- _What you are asked to do_
Which lines in the data below contain the word "zoom"? Return each of them.

___ Extracted information

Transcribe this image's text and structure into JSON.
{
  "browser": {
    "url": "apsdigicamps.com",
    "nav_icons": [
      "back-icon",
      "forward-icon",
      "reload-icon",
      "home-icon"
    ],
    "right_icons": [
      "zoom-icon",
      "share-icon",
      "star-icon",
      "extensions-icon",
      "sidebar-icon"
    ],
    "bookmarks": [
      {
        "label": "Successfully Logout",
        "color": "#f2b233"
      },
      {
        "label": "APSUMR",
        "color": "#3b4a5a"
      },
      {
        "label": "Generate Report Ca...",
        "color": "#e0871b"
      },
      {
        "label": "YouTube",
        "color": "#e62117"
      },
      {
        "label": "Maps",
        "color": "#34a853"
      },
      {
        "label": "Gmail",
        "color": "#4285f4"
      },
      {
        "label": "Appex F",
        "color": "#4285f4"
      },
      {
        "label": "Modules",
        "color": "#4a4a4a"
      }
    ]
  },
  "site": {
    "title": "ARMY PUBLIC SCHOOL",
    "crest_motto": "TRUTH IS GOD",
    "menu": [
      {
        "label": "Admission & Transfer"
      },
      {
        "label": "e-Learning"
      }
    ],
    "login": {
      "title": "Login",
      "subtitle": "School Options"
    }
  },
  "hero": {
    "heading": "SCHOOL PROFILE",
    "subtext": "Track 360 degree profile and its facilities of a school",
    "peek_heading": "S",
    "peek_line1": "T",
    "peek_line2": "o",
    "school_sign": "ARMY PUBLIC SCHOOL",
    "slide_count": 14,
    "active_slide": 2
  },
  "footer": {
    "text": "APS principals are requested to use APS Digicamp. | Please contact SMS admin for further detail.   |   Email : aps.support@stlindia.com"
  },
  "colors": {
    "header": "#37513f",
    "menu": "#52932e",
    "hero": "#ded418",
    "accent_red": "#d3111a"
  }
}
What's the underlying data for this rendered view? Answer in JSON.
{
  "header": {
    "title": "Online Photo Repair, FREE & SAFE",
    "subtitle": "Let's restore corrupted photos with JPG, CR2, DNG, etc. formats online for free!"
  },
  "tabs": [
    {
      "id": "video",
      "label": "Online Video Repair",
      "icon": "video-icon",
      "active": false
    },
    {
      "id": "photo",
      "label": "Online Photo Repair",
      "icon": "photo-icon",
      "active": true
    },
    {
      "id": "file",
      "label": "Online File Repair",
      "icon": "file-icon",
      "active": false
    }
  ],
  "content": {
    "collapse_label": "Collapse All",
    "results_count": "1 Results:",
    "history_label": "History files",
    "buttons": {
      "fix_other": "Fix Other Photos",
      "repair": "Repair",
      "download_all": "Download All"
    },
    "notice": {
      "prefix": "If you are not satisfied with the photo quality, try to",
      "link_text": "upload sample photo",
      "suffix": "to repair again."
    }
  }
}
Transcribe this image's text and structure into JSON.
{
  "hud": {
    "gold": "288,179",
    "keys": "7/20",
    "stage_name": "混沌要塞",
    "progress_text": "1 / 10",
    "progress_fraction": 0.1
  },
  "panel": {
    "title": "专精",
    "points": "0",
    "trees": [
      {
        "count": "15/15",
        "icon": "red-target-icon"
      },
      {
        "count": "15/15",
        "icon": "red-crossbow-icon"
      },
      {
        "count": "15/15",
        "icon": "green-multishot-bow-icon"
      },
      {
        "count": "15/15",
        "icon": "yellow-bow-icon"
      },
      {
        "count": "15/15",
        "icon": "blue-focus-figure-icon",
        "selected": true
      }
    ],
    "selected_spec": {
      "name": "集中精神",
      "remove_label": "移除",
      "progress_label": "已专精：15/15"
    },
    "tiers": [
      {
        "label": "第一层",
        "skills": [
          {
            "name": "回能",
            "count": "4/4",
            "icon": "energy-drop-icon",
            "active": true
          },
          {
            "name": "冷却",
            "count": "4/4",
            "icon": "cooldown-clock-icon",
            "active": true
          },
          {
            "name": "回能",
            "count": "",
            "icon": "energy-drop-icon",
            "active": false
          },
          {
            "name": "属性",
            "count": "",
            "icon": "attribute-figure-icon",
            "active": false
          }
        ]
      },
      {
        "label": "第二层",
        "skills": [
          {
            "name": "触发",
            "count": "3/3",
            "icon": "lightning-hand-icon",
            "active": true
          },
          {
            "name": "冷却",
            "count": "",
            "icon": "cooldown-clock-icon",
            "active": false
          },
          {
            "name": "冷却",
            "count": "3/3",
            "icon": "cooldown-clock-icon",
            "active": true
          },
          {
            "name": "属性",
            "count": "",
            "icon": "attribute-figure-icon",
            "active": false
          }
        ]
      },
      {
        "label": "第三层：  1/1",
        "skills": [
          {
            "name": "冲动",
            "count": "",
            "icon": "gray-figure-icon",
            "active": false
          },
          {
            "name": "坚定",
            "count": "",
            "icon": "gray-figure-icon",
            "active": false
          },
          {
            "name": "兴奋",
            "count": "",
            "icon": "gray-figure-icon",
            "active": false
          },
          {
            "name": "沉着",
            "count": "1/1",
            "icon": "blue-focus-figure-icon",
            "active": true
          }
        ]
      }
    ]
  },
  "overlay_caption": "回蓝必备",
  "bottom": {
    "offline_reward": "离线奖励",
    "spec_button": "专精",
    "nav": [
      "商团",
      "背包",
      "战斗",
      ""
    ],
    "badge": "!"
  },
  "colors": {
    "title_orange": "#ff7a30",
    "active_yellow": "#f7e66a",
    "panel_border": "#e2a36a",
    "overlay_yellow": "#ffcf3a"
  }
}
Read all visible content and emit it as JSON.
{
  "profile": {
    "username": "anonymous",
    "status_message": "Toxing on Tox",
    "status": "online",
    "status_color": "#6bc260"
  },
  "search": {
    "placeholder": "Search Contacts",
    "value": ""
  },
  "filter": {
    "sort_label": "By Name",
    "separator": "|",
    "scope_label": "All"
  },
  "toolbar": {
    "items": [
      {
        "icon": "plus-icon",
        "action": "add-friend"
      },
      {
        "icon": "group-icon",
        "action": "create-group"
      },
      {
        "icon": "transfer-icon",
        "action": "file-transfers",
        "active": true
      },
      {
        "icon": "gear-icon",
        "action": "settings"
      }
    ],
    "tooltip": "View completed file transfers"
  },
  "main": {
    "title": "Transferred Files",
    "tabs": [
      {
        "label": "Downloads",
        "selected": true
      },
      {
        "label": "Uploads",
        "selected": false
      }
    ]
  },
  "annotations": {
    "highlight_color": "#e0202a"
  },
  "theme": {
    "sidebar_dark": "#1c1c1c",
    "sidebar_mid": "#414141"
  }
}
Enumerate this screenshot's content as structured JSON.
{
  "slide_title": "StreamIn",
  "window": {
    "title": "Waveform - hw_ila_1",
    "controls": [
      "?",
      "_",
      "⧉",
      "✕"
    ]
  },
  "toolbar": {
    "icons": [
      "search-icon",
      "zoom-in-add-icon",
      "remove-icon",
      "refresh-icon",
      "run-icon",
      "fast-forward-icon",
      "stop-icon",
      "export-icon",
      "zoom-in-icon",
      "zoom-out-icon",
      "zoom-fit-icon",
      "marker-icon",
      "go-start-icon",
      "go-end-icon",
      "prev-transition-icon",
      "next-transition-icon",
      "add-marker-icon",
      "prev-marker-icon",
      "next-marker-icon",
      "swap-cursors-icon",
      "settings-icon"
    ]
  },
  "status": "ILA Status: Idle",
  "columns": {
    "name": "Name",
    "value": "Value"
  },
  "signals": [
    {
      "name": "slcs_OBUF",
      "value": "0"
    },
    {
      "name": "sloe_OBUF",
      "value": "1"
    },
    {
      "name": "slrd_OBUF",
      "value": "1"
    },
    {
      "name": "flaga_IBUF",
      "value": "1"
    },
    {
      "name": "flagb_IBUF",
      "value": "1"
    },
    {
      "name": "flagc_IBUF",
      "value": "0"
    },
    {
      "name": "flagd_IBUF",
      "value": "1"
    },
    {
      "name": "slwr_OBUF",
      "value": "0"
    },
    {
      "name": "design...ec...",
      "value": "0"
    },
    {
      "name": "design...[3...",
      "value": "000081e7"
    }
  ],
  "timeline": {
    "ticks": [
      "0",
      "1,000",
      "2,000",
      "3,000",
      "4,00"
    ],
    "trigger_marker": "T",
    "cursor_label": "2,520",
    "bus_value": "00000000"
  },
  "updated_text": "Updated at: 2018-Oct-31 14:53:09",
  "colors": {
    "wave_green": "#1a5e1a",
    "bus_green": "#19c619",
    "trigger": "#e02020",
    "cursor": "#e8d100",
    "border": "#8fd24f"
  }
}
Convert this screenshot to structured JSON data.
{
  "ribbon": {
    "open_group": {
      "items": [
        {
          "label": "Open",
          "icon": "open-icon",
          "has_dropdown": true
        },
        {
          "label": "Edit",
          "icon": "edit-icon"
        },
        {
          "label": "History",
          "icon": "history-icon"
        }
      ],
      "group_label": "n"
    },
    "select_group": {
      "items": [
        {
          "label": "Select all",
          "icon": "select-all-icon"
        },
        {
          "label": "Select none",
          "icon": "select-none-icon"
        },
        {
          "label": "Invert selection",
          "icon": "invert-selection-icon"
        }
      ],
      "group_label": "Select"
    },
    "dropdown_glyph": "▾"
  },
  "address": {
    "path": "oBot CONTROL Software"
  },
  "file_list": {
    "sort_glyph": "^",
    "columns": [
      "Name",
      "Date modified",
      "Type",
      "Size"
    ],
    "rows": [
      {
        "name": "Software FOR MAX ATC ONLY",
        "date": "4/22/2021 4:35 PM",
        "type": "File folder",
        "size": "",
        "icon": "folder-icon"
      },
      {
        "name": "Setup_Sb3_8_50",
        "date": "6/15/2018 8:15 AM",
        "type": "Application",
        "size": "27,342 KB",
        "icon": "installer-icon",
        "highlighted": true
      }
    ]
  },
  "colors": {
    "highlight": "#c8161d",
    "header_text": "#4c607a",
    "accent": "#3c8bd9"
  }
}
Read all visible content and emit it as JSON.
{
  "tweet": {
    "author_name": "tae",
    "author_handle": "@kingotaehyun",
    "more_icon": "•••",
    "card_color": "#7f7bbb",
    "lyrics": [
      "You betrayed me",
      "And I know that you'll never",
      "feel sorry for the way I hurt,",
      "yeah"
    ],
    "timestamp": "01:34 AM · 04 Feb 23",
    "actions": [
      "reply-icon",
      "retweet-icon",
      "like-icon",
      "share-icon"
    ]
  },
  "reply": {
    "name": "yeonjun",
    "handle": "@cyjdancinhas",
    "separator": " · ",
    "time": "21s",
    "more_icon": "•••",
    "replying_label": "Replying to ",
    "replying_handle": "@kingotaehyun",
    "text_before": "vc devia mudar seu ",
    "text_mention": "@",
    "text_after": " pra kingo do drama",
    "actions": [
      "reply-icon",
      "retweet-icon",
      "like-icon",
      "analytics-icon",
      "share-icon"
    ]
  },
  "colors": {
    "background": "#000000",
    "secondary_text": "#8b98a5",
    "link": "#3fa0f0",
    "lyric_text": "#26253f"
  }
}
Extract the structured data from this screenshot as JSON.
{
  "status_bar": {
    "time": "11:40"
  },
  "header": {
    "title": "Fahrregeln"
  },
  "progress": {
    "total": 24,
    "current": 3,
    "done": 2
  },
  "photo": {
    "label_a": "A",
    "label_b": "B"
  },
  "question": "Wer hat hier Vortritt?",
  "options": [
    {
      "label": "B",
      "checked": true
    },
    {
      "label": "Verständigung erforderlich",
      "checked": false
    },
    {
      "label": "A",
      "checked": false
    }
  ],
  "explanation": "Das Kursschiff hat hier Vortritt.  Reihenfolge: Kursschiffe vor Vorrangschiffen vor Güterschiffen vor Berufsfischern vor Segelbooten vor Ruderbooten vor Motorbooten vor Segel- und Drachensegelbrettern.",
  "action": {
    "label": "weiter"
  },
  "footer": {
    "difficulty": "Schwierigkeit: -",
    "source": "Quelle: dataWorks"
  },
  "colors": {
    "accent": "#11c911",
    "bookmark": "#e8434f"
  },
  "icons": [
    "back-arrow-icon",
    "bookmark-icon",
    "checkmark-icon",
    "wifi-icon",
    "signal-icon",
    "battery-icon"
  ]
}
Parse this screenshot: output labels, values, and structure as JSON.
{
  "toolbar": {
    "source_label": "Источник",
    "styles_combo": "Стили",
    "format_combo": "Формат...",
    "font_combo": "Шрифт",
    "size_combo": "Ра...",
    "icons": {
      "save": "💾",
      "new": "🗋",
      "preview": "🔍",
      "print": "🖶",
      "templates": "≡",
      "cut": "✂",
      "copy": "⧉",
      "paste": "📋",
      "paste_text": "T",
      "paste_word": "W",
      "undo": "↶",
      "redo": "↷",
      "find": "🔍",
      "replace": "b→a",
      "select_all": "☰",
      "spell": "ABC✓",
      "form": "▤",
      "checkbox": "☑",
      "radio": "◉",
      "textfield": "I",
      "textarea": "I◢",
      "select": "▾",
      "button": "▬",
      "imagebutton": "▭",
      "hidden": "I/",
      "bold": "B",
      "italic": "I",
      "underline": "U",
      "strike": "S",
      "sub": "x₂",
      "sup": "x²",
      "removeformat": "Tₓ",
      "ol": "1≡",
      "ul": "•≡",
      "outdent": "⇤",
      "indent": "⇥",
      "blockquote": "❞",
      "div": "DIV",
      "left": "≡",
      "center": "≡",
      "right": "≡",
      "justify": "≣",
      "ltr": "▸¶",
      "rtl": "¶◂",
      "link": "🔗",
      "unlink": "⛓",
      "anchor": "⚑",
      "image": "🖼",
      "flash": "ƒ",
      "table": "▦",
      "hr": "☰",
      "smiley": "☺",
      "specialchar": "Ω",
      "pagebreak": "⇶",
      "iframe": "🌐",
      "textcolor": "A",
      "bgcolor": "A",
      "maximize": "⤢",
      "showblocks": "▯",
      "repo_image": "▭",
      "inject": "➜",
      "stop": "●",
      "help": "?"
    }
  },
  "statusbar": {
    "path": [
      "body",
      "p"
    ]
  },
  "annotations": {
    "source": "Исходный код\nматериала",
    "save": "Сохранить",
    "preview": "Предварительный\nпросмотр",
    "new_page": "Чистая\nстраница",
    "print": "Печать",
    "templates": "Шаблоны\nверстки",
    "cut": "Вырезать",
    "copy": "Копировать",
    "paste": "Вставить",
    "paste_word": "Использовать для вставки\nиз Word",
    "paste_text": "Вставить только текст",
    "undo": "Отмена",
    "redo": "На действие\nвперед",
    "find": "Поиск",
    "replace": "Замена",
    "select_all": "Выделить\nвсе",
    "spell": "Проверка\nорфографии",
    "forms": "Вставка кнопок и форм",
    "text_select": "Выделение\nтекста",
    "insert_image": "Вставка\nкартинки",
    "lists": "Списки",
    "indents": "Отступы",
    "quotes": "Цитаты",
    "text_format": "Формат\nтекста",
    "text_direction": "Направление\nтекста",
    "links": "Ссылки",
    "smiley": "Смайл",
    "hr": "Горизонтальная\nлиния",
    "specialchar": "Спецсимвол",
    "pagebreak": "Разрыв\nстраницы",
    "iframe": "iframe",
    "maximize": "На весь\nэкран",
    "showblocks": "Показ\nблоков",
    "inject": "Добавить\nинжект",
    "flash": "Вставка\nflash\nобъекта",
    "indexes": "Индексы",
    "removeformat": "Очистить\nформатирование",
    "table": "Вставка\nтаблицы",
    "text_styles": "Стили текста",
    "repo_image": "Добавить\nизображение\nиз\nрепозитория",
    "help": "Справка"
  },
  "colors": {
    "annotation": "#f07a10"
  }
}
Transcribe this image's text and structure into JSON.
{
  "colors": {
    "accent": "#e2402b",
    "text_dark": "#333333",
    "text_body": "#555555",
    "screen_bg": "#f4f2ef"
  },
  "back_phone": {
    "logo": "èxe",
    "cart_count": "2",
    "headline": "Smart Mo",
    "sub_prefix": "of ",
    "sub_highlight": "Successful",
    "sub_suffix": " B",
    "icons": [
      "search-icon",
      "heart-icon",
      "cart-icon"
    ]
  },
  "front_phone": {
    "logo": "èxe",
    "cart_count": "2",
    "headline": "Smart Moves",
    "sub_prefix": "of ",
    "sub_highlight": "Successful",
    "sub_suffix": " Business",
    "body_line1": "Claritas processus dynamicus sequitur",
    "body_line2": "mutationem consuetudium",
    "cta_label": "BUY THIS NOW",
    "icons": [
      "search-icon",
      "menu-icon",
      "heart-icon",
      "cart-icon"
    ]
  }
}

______

- _Solution to this task_
      "zoom-icon",
      "zoom-in-add-icon",
      "zoom-in-icon",
      "zoom-out-icon",
      "zoom-fit-icon",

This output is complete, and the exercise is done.